On a TV interview over the weekend, NZ Trade Minister, Tim Grosser, suggested that Te Reo Maori (Maori language) be made compulsory in New Zealand schools. His argument, which he stated was his 'personal view', was that by exposing all children to this country's other official language would enable and encourage them to learn other languages and, through such learning, understand and appreciate other foreign cultures. I couldn't agree with him more. However, there are a number of aspects of what he's proposing that he may not have been considered.
Forget NZ's Clean and Green delusion, our one truly unique offering to the world is that of Maori culture - nobody else in the world has it, and yet we dismiss it with an almost colonialist disdain, as it's of lesser value than the overriding British culture that we inherited from a distant time when this country was a part of that nation's empire. Yet, as I saw at the opening of NZ's embassy in Cairo, the karakia (prayer) and powhiri (welcoming ceremony) performed by a London-based Kapa Haka (Maori cultural performance) group absolutely floored the Egyptians who attended the event - they were absolutely gob-smacked! This is even more amazing when one understands the Egyptians' sense of their own 6000+ year old history, yet they saw Maori culture as unique, exciting and of great value, at least it was to those whom I spoke with at the time. They said they had no idea that New Zealand had such a rich and exotic culture and wanted to know more. Interestingly, when I met with some of the Kapa Haka group participants and told them of the Egyptians' reaction, they were surprised that they'd made such a strong impression with the locals..!
Closer to home, there are a lot of similarities between Maori culture and especially those of Asia, the Middle East and Africa. This includes how relationships are formed and fostered, as well as other shared values and traditions. Take the Maori greeting, Kia ora, and the Chinese equivalent, Ni hao. In basic terms, both virtually mean the same thing, so why are we not leveraging off such a simple bridge between cultures?
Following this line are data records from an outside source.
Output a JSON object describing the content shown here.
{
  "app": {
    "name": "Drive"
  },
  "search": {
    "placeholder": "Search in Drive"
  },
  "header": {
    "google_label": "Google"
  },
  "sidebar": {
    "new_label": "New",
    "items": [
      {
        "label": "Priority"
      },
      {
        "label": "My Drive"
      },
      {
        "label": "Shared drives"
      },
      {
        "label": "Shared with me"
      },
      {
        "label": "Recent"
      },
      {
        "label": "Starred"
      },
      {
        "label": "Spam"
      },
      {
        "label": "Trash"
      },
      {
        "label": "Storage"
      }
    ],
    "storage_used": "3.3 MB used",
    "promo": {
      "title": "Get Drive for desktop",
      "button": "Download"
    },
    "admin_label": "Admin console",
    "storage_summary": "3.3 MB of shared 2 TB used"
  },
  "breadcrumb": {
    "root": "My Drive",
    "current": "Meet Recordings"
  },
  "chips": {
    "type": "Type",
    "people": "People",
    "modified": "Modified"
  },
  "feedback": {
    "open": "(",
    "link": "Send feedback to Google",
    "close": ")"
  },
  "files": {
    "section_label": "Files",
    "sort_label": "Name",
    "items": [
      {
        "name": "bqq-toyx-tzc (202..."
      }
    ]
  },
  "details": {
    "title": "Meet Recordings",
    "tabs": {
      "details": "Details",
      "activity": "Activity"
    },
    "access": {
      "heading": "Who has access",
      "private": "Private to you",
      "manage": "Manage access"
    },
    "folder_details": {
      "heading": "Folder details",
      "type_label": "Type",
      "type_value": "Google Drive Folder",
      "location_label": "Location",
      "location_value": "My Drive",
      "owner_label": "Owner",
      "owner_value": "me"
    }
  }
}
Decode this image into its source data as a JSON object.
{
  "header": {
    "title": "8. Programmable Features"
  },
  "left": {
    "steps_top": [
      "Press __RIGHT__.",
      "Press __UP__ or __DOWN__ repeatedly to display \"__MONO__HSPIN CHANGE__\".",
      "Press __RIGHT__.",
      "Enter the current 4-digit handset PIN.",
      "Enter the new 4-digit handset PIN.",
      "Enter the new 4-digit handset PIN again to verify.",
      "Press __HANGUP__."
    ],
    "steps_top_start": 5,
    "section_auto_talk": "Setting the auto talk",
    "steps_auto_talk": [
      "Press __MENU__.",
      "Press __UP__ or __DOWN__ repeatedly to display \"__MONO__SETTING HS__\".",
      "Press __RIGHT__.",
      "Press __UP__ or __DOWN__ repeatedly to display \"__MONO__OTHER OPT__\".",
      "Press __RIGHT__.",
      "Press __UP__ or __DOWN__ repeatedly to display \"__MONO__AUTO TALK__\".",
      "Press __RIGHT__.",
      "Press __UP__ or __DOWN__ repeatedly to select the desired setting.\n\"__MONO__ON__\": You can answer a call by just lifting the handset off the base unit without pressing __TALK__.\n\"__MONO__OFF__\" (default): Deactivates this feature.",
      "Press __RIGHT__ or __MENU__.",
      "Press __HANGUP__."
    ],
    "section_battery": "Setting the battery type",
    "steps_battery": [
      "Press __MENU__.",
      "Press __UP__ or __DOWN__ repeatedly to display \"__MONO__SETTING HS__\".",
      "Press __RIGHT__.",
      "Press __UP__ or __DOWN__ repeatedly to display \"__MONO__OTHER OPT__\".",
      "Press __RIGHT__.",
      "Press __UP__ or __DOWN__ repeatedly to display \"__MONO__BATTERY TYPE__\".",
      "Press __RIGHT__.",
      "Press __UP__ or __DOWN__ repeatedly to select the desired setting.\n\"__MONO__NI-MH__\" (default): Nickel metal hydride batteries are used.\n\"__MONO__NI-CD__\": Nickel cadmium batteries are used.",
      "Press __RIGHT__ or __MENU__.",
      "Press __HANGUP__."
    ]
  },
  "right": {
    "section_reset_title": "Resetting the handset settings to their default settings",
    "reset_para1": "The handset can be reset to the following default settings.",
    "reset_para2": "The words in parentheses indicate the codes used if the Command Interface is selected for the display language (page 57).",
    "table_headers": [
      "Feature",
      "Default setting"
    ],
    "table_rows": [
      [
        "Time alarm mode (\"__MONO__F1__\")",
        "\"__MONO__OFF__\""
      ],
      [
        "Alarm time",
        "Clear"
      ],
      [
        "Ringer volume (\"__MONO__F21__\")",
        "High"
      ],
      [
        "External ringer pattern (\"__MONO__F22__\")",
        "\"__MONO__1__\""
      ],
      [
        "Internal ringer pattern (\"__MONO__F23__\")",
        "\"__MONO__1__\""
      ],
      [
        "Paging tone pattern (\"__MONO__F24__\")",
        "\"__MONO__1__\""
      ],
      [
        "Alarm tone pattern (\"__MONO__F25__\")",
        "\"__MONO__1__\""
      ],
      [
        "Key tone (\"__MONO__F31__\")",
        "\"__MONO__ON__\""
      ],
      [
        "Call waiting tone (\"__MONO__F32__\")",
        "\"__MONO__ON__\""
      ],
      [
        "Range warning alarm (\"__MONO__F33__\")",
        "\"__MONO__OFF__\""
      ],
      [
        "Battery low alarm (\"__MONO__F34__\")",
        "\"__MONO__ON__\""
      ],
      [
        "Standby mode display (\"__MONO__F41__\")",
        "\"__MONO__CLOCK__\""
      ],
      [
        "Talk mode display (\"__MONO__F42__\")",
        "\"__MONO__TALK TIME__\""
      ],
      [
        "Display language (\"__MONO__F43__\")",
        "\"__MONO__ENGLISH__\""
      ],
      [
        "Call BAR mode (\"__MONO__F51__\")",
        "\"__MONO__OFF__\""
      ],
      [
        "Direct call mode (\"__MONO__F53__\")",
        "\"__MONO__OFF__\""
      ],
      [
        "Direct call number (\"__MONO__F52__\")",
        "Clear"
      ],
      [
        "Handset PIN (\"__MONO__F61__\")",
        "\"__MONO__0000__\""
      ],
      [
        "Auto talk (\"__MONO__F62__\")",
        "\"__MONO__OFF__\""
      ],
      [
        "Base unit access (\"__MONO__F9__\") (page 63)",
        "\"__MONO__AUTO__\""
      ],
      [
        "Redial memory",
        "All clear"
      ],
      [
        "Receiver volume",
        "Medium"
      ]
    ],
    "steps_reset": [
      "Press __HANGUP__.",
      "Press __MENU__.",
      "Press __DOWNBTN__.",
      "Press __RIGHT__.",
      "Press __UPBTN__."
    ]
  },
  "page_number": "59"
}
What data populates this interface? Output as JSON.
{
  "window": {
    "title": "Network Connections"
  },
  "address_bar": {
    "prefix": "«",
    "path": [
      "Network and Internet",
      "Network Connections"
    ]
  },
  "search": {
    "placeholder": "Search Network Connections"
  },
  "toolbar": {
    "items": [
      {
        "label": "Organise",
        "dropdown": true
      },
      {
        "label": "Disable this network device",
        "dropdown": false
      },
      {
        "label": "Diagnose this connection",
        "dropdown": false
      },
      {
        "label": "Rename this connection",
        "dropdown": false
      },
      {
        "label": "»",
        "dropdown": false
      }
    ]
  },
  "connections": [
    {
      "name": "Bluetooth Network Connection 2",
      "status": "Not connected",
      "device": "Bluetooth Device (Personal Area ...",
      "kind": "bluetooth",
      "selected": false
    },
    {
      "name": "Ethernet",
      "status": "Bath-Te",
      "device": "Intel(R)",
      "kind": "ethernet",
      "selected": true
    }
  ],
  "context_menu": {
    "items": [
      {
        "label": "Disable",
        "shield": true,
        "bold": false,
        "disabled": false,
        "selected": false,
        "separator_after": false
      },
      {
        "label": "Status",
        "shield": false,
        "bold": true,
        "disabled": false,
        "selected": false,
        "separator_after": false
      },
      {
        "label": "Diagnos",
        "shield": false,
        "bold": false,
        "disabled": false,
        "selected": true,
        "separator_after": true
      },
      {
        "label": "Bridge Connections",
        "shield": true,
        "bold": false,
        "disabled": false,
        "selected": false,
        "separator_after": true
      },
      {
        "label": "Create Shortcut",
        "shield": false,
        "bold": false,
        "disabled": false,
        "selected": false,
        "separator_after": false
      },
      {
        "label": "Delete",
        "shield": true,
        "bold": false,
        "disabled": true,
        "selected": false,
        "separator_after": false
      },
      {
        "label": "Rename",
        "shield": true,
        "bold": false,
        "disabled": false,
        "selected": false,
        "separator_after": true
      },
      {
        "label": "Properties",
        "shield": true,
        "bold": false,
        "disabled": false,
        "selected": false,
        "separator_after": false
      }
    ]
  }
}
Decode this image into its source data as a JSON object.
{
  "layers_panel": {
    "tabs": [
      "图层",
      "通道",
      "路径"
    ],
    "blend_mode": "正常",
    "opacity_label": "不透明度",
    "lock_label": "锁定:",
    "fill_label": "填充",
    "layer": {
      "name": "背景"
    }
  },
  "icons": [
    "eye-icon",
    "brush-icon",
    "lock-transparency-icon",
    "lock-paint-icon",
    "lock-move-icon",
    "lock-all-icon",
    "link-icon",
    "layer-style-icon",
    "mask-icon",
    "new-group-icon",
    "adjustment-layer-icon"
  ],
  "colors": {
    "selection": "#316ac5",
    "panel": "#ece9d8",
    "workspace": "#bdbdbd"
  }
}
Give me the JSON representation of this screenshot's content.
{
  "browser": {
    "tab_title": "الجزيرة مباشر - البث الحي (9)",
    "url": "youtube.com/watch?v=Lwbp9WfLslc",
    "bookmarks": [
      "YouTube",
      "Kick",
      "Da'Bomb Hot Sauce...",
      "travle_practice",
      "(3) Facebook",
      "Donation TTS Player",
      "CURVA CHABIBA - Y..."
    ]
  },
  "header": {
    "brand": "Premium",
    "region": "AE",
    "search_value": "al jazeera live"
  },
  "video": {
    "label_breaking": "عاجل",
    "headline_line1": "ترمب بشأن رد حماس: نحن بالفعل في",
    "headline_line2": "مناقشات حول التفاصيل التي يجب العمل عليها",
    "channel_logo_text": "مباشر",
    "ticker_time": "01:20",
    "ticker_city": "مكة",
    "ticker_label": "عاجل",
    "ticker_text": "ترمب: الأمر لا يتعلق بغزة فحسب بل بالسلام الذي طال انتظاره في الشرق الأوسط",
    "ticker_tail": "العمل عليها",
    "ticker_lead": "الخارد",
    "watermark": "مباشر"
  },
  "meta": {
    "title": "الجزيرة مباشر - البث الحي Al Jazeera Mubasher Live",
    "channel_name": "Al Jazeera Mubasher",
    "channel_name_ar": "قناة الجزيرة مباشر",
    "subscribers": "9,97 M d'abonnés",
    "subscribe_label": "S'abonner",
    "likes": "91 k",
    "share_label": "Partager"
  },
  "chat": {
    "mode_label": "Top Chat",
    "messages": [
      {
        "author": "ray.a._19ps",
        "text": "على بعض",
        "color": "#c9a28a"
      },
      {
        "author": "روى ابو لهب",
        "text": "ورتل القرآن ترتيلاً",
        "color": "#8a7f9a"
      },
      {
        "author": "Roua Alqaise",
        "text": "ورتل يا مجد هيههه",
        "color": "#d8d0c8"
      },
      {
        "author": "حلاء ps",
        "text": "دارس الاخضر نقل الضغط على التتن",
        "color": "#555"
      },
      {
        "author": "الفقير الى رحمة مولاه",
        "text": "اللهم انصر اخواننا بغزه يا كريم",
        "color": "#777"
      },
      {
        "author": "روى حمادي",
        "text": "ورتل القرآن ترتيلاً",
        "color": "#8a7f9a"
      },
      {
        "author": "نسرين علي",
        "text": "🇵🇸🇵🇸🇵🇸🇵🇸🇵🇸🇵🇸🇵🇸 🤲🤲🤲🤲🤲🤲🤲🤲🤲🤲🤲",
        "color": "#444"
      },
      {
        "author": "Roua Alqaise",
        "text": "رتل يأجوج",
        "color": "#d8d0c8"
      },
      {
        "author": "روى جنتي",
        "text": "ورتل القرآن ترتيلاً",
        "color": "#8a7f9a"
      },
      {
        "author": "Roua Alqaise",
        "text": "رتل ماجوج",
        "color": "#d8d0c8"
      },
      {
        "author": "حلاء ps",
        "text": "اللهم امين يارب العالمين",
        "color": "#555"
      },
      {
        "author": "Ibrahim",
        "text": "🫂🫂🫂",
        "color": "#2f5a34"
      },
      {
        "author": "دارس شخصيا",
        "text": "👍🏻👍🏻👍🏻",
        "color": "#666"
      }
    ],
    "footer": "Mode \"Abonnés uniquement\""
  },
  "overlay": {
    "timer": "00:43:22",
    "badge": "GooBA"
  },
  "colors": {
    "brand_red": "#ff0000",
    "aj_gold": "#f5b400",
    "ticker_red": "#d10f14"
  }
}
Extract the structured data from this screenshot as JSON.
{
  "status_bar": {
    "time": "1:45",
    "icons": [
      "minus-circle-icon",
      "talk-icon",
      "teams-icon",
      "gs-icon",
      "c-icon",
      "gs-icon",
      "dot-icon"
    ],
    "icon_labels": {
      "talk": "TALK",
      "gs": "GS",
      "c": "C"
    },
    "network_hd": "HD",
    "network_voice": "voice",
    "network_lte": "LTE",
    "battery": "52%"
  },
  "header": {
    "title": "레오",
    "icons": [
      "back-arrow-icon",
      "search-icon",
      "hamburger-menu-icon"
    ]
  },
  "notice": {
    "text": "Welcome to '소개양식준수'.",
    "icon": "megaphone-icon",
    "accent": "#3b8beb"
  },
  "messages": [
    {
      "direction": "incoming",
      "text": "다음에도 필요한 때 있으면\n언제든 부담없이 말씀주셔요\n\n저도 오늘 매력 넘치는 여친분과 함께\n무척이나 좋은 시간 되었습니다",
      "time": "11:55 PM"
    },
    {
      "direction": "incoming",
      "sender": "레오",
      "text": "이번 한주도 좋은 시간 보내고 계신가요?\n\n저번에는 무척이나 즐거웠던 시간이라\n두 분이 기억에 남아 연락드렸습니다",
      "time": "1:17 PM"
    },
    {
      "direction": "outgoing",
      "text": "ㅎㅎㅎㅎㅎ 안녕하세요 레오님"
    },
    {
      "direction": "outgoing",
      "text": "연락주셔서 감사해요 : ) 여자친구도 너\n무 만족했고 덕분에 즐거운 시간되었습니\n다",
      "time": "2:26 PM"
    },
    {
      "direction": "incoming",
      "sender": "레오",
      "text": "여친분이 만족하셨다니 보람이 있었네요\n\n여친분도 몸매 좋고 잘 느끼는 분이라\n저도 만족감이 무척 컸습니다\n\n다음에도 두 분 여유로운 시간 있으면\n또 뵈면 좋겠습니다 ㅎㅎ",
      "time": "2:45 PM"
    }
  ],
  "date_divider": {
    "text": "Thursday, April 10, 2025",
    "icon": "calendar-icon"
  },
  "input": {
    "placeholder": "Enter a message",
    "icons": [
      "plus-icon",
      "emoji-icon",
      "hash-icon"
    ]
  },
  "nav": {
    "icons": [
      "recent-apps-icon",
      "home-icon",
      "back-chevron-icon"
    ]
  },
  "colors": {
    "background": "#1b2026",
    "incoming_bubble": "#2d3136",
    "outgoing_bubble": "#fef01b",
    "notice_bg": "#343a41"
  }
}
Another example is the traditional Maori greeting, or hongi, where two people press their noses together to share the air. The local Beduin in the UAE and some other Gulf States do something similar, and when I lived there in 1999/2000, the locals were fascinated by the fact that they shared something with a totally different culture. They were further impressed when I mentioned Maori achievements in long-distance sailing and navigation. The Arabian Peninsula has a great tradition of seafaring going back millennia, and provides yet another link between NZ and the Gulf. Maybe it's time we start using it.
My final argument in support of adding Te Reo Maori to the syllabus is the fact that our migrants community see it as an integral part of what it means to be a Kiwi - look at the stats of the numbers of migrants learning Maori language as proof.
Last year, I mentored an expat from Fiji who was taking a course in Social Work at a local tertiary institution, run by Maori. She had a lot of concerns about not being able to understand Maori culture and I suggested to her that she look for those aspects of the culture that had parallels with her own Fijian, Indian and Muslim values and traditions. I got a text message at the end of her first day thanking me and saying that it was the best advice I could have given, and that she was able to immediately pick up on shared aspects of Maori and her cultures. Being able to find those links will bode well for her in her chosen career, not only in her dealings within the Maori community, but with those of other Pacific peoples and other migrants as well.
Maori language and culture have both great value and relevance to New Zealand in the 21st Century and we ignore utilizing it to everyone's mutual advantage at our detriment. Let's use Te Reo as a way to bring all the people of this country together and then proudly take it to the world.
Mau te rongo (let peace reign)